“College, in itself, is hard enough,” said Jasey (D-Essex/Morris). “Paying for meals at college should not be. The goal of this grant program is to ease the stress on students and families who are struggling to make ends meet as well as to ultimately end food insecurity for students on New Jersey college campuses.”
Under the bill, the Secretary of Higher Education would determine the amount of each grant which will be used by colleges to further address food insecurity among students enrolled in the institution.
“The cost of college can quickly and drastically add up, whether it is paying for tuition, books, or room and board,” said Mukherji (D-Hudson). “A college student’s main job should be to get the education they deserve, not to be overwhelmed with worry about how they will eat while at school. This grant program will help college students to prioritize school, as they should, and ultimately help put them on the path to a successful future.”
“No college student should have to worry about where their next meal will come from,” said Lopez (D-Middlesex). “They deserve to pursue their academic and professional goals free of the added stress that comes with food insecurity. Hunger-free campuses will be a haven for these students.”
Additionally, the Secretary would be required to submit a report to the Governor and legislature no more than two years after the establishment of the Hunger-Free Campus Grant Program and must include information on the number and amounts of grant awards, the impact the program has had on establishing additional hunger-free campuses at public colleges and reducing the number of students experiencing food insecurity, and recommendations on the expansion of the grant program.

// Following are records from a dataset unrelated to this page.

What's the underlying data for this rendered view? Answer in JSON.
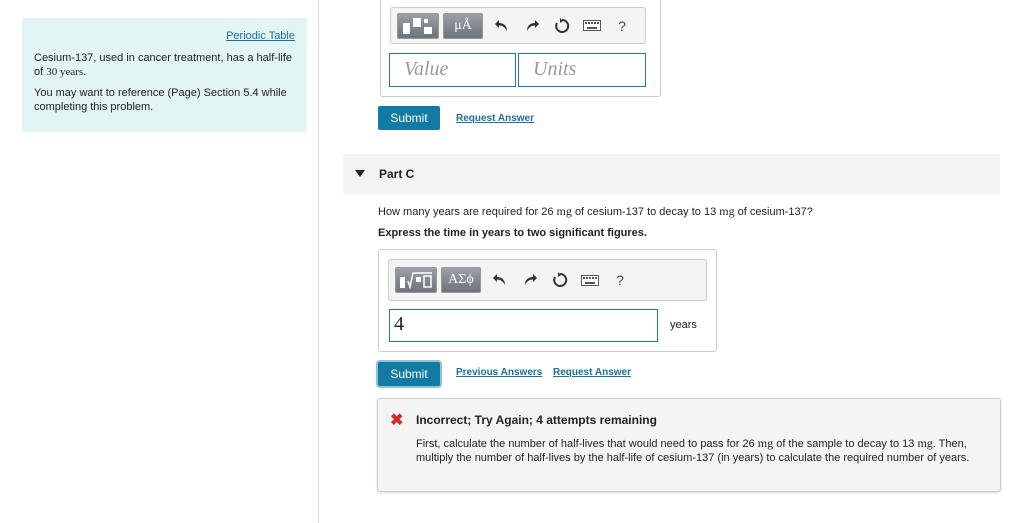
{
  "sidebar": {
    "periodic_table_link": "Periodic Table",
    "intro_text": "Cesium-137, used in cancer treatment, has a half-life of",
    "half_life_value": "30 years",
    "reference_text": "You may want to reference (Page) Section 5.4 while completing this problem."
  },
  "part_b": {
    "toolbar": {
      "symbols_label": "μÅ",
      "help_label": "?"
    },
    "value_placeholder": "Value",
    "units_placeholder": "Units",
    "submit_label": "Submit",
    "request_answer_label": "Request Answer"
  },
  "part_c": {
    "title": "Part C",
    "question_pre": "How many years are required for 26",
    "question_unit1": "mg",
    "question_mid": "of cesium-137 to decay to 13",
    "question_unit2": "mg",
    "question_post": "of cesium-137?",
    "instruction": "Express the time in years to two significant figures.",
    "toolbar": {
      "symbols_label": "ΑΣϕ",
      "help_label": "?"
    },
    "answer_value": "4",
    "units_label": "years",
    "submit_label": "Submit",
    "previous_answers_label": "Previous Answers",
    "request_answer_label": "Request Answer"
  },
  "feedback": {
    "status_color": "#d12c2c",
    "title": "Incorrect; Try Again; 4 attempts remaining",
    "body_1": "First, calculate the number of half-lives that would need to pass for 26",
    "unit1": "mg",
    "body_2": "of the sample to decay to 13",
    "unit2": "mg.",
    "body_3": "Then, multiply the number of half-lives by the half-life of cesium-137 (in years) to calculate the required number of years."
  },
  "colors": {
    "accent": "#137ba3",
    "sidebar_bg": "#e3f4f5",
    "link": "#1b6f9a"
  }
}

Prior to approval by the Senate, the bill was approved by the full Assembly 62-8-2. It is part of 14-bill anti-hunger initiative spearheaded by Assembly Speaker Craig Coughlin.
The measure now heads to the Governor’s desk.